In the material below, which lines hold the word "POST"? Pick each one out.

#### [EXERCISE INPUT]
◇ ◇ ◇

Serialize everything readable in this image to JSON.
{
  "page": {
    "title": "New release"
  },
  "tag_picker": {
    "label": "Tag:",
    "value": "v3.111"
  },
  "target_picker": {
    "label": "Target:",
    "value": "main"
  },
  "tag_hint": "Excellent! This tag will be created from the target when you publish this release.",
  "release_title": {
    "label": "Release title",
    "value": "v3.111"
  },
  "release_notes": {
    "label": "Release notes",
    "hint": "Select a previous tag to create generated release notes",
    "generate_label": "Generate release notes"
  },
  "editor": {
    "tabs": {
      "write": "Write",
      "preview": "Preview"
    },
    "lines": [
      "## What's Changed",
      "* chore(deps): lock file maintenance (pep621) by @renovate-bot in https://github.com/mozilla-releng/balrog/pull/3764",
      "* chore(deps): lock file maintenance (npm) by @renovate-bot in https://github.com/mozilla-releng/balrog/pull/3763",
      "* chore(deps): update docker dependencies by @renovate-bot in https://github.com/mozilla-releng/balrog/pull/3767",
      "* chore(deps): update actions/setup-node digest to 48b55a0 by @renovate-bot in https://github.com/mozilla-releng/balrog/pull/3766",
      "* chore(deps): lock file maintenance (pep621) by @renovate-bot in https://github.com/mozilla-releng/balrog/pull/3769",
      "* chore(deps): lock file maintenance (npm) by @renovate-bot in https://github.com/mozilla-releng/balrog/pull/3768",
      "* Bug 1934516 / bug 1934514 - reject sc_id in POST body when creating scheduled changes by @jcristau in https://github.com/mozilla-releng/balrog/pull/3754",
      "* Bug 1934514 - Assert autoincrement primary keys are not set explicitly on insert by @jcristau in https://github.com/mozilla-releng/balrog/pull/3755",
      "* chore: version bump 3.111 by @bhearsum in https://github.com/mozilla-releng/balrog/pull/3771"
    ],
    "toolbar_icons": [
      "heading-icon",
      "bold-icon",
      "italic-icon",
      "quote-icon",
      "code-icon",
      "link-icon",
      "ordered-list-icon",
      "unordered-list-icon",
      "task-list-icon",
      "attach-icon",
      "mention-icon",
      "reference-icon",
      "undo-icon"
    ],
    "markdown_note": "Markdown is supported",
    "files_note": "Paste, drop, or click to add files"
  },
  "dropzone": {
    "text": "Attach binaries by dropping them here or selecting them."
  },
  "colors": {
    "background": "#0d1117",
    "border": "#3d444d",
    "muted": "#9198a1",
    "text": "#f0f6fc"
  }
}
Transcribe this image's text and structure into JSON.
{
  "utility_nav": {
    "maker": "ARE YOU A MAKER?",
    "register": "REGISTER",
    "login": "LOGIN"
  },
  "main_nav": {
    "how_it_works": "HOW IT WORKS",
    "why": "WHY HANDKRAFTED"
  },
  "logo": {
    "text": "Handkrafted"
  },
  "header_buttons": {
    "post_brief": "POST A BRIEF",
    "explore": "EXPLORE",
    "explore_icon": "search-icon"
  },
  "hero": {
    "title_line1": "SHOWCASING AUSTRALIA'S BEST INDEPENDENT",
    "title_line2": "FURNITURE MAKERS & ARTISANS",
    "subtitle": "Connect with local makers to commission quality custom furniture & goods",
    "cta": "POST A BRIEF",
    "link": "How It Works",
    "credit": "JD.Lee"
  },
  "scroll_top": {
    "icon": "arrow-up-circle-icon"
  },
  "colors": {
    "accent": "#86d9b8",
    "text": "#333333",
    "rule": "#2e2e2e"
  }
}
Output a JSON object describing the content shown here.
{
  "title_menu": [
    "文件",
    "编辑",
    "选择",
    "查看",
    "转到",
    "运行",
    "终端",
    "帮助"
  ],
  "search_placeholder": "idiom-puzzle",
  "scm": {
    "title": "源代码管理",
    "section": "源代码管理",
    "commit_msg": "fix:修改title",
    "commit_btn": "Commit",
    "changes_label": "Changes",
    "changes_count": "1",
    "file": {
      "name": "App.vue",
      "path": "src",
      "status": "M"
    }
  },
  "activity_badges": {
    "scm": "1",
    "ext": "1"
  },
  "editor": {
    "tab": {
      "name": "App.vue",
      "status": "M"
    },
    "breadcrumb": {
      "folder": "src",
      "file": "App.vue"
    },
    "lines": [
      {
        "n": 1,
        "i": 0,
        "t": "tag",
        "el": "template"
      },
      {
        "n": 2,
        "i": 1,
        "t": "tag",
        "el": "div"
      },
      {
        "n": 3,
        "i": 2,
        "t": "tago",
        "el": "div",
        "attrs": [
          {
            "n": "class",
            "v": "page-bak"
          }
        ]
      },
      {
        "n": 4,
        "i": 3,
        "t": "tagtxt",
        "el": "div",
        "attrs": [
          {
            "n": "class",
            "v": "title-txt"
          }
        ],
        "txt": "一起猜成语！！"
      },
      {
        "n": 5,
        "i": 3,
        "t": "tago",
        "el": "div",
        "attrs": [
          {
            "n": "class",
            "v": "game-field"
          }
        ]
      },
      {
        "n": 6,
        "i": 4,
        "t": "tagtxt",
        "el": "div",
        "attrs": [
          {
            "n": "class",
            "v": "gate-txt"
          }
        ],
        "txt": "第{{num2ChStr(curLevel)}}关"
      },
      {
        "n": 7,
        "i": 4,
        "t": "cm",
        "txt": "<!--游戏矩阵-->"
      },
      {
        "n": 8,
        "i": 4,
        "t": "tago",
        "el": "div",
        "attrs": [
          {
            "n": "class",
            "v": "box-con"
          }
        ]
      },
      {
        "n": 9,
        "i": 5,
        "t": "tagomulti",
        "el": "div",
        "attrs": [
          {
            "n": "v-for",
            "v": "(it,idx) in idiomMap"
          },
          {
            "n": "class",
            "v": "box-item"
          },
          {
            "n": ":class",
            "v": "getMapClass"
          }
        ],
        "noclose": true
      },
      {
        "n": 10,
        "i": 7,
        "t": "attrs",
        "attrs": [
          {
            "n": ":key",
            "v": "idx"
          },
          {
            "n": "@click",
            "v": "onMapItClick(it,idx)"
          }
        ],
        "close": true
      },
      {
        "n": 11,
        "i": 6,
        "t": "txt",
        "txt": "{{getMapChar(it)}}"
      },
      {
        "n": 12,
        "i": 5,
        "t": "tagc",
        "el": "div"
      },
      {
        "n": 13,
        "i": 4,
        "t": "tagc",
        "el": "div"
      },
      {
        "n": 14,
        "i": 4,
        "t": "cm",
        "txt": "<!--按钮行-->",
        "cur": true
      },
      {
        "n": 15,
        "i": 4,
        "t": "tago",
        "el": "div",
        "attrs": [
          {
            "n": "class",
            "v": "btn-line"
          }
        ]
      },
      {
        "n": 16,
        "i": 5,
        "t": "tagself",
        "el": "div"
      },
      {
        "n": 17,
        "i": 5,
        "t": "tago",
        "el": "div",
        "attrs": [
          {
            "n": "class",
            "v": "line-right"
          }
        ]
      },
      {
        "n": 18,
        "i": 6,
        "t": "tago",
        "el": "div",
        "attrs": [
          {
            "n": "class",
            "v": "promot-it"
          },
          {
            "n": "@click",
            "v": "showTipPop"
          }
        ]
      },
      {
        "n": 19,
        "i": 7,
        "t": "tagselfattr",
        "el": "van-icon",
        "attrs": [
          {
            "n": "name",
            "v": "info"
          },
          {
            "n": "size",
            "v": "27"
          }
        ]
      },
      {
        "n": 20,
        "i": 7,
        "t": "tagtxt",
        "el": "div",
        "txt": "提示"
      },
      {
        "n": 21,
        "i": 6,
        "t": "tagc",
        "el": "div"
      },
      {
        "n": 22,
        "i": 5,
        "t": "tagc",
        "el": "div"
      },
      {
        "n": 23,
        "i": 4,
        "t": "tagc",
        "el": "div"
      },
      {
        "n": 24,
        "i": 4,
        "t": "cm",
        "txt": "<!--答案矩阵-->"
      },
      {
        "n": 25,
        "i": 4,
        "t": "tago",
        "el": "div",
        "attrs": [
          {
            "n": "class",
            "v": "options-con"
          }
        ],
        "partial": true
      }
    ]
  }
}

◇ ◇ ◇

#### [REPLY TO THE EXERCISE]
      "* Bug 1934516 / bug 1934514 - reject sc_id in POST body when creating scheduled changes by @jcristau in https://github.com/mozilla-releng/balrog/pull/3754",
    "post_brief": "POST A BRIEF",
    "cta": "POST A BRIEF",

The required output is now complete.